[EXERCISE MATERIALS Boundary: Start]
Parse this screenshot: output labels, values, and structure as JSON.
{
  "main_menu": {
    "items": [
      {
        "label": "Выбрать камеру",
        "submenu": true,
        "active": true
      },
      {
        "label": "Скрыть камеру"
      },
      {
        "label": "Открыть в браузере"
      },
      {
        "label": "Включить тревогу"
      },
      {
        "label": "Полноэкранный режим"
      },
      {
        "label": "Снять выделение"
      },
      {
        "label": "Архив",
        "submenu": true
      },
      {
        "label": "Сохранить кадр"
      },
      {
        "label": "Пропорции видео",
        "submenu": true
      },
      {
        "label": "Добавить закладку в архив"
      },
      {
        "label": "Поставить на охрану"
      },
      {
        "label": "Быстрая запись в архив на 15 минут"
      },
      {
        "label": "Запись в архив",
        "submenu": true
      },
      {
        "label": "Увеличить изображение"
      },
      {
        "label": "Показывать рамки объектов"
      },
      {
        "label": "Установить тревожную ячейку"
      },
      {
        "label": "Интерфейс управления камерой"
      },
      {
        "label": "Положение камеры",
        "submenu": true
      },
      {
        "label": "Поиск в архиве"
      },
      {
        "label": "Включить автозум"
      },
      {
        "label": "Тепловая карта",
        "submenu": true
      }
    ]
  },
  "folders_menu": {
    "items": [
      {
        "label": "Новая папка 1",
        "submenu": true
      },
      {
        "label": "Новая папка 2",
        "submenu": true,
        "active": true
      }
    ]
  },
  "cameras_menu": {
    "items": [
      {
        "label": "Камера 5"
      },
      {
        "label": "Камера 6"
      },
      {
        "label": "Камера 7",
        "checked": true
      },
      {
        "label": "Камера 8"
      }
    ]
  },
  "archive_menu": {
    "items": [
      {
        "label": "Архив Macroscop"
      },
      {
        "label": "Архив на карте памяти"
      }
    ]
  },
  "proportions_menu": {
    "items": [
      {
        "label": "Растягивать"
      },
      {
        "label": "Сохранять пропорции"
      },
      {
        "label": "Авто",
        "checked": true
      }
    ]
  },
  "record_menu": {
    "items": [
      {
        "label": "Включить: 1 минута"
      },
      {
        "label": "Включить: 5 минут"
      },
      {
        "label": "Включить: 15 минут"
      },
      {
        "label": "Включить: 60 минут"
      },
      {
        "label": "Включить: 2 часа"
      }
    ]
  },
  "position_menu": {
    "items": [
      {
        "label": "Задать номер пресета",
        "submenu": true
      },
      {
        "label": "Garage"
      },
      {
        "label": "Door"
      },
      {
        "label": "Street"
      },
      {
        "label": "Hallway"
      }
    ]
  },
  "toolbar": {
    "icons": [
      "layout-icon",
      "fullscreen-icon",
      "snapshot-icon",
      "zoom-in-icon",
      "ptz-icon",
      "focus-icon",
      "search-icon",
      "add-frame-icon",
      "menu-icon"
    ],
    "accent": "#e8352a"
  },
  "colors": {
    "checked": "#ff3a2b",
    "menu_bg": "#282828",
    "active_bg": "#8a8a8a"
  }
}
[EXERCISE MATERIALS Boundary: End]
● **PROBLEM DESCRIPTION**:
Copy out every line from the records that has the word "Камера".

● **REPLY TO THE TASK**:
        "label": "Камера 5"
        "label": "Камера 6"
        "label": "Камера 7",
        "label": "Камера 8"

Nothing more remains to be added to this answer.